syslogon systems that support the logger program.
--skip-syslogsuppresses the use of
syslog; messages are written to an error log file. These options were added in MySQL 5.1.20.
syslogis used, the
daemon.errsyslog facility/severity is used for all log messages.
For logging to
syslog, messages from mysqld_safe and mysqld are written with identifiers of
mysqld, respectively. To specify a suffix for the identifiers, use
--syslog-tag=, which modifies the identifiers to be
mysqld-. This option was added in MySQL 5.1.21.
TZtime zone environment variable to the given option value. Consult your operating system documentation for legal time zone specification formats.
Run the mysqld server as the user having the name
user_nameor the numeric user ID
user_id. (“User” in this context refers to a system login account, not a MySQL user listed in the grant tables.)
If you execute mysqld_safe with the
to name an option file, the option must be the first one given
on the command line or the option file will not be used. For
example, this command will not use the named option file:
Instead, use the following command:
The mysqld_safe script is written so that it normally can start a server that was installed from either a source or a binary distribution of MySQL, even though these types of distributions typically install the server in slightly different locations. (See Installation Layouts.) mysqld_safe expects one of the following conditions to be true:
The server and databases can be found relative to the working directory (the directory from which mysqld_safe is invoked). For binary distributions, mysqld_safe looks under its working directory for
datadirectories. For source distributions, it looks for
vardirectories. This condition should be met if you execute mysqld_safe from your MySQL installation directory (for example,
/usr/local/mysqlfor a binary distribution).
If the server and databases cannot be found relative to the working directory, mysqld_safe attempts to locate them by absolute path names. Typical locations are
/usr/local/var. The actual locations are determined from the values configured into the distribution at the time it was built. They should be correct if MySQL is installed in the location specified at configuration time.
Because mysqld_safe tries to find the server and databases relative to its own working directory, you can install a binary distribution of MySQL anywhere, as long as you run mysqld_safe from the MySQL installation directory:
If mysqld_safe fails, even when invoked from
the MySQL installation directory, specify the
--datadir options to
indicate the directories in which the server and databases are
located on your system.
As of MySQL 5.1.20, there are several mysqld_safe options for controlling the destination of these messages:
--log-error=: Write error messages to the named error file.
--syslog: Write error messages to
syslogon systems that support the logger program.
If none of these options is given, the default is
In MySQL 5.1.20 only, the default is
--syslog. This differs
from logging behavior for other versions of MySQL, for which
the default is to write messages to the default error log
When mysqld_safe writes a message, notices go
to the logging destination (
syslog or the
error log file) and
stdout.

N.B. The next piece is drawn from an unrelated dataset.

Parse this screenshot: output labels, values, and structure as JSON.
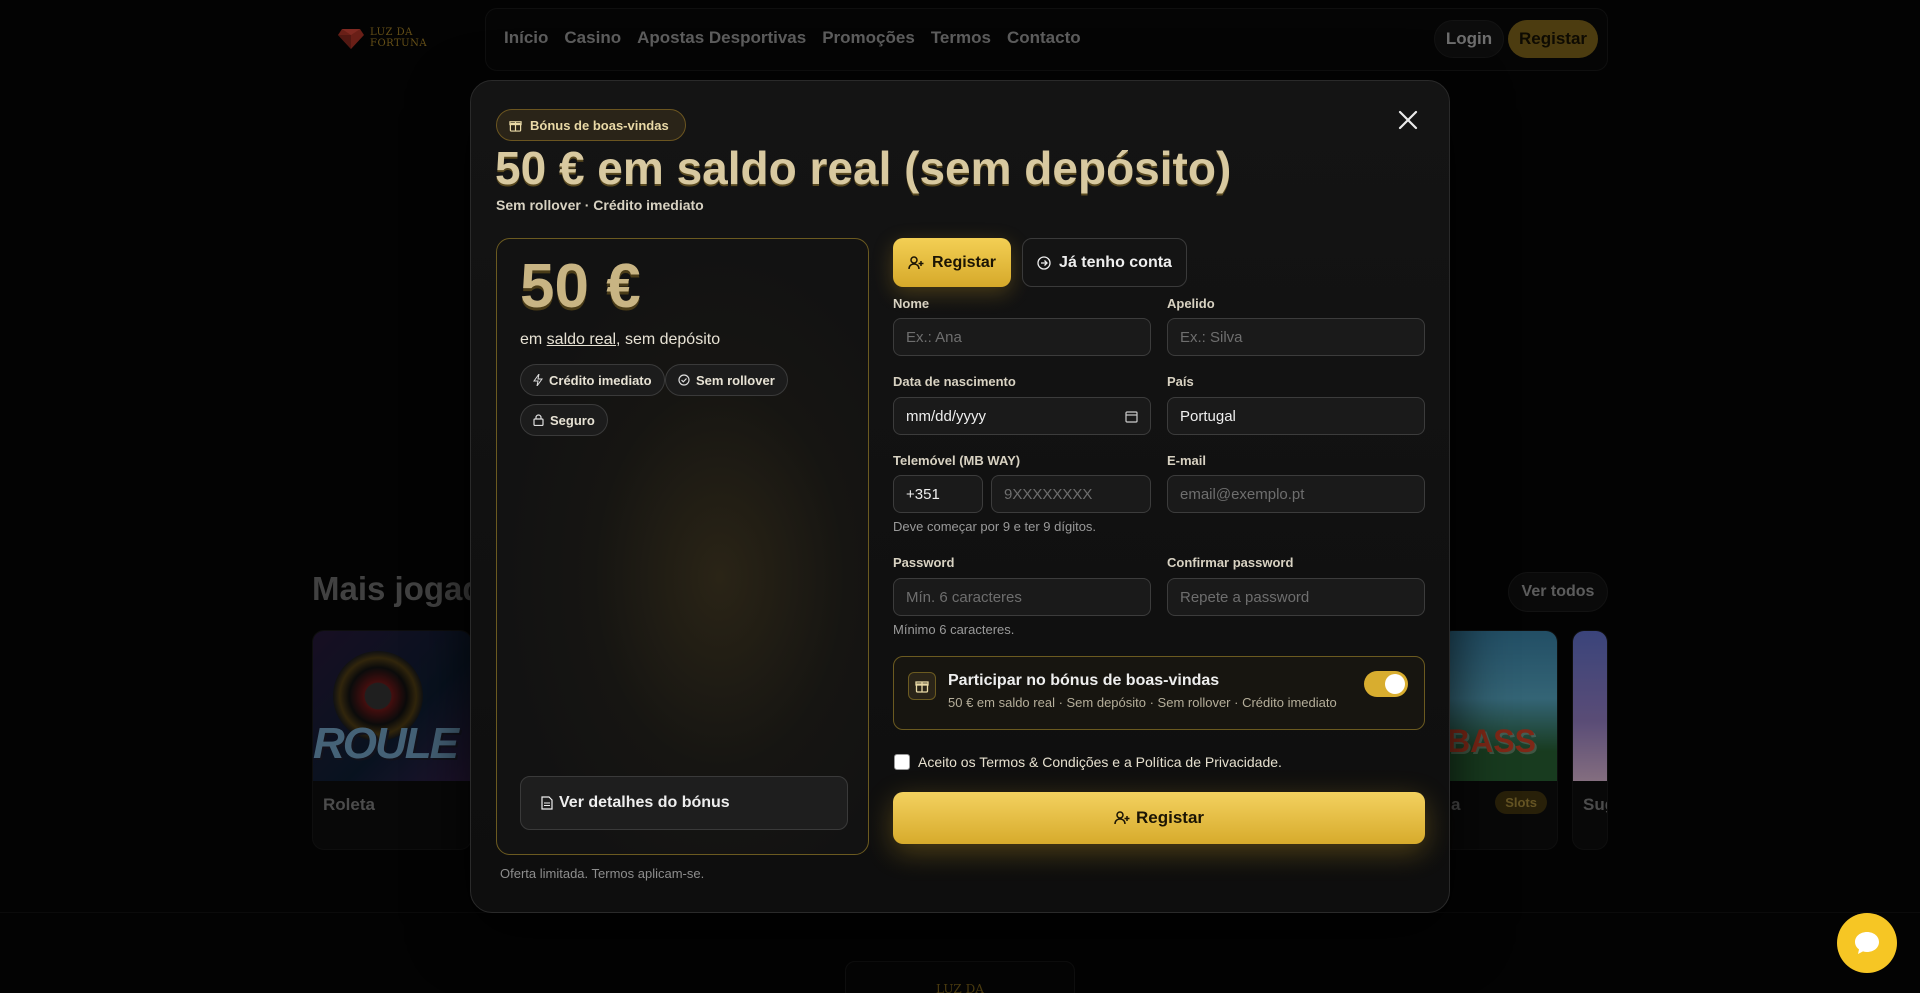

Errors go to the
logging destination and
Before MySQL 5.1.20, error logging is controlled only with the
--log-error option. If it is
given, messages go to the named error file. Otherwise, messages

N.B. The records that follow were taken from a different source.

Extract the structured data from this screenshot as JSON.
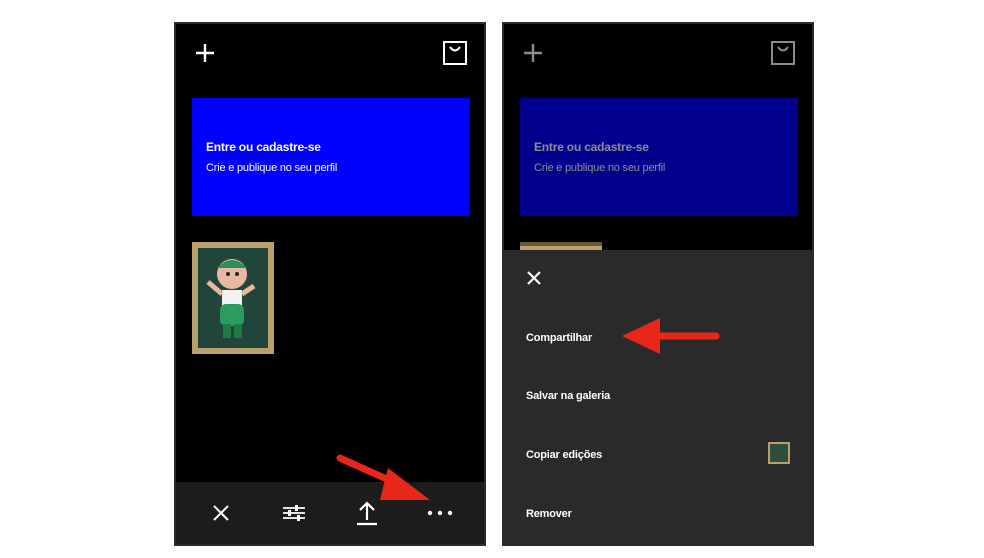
{
  "left": {
    "banner": {
      "title": "Entre ou cadastre-se",
      "subtitle": "Crie e publique no seu perfil"
    }
  },
  "right": {
    "banner": {
      "title": "Entre ou cadastre-se",
      "subtitle": "Crie e publique no seu perfil"
    },
    "menu": {
      "share": "Compartilhar",
      "save": "Salvar na galeria",
      "copy": "Copiar edições",
      "remove": "Remover"
    }
  },
  "colors": {
    "banner": "#0000ff",
    "annotation_arrow": "#e8271b",
    "frame": "#b9a06a"
  },
  "icons": [
    "plus-icon",
    "shopping-bag-icon",
    "close-icon",
    "sliders-icon",
    "upload-icon",
    "more-dots-icon"
  ]
}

go to the default error file.
Normally, you should not edit the mysqld_safe
script. Instead, configure mysqld_safe by
using command-line options or options in the
[mysqld_safe] section of a
my.cnf option file. In rare cases, it might
be necessary to edit mysqld_safe to get it to
start the server properly. However, if you do this, your
modified version of mysqld_safe might be
overwritten if you upgrade MySQL in the future, so you should
make a copy of your edited version that you can reinstall.
On NetWare, mysqld_safe is a NetWare Loadable Module (NLM) that is ported from the original Unix shell script. It starts the server as follows:
Runs a number of system and option checks.
Runs a check on
Provides a screen presence for the MySQL server.
Starts mysqld, monitors it, and restarts it if it terminates in error.
Sends error messages from mysqld to the
file in the data directory.
Sends mysqld_safe screen output to the
file in the data directory.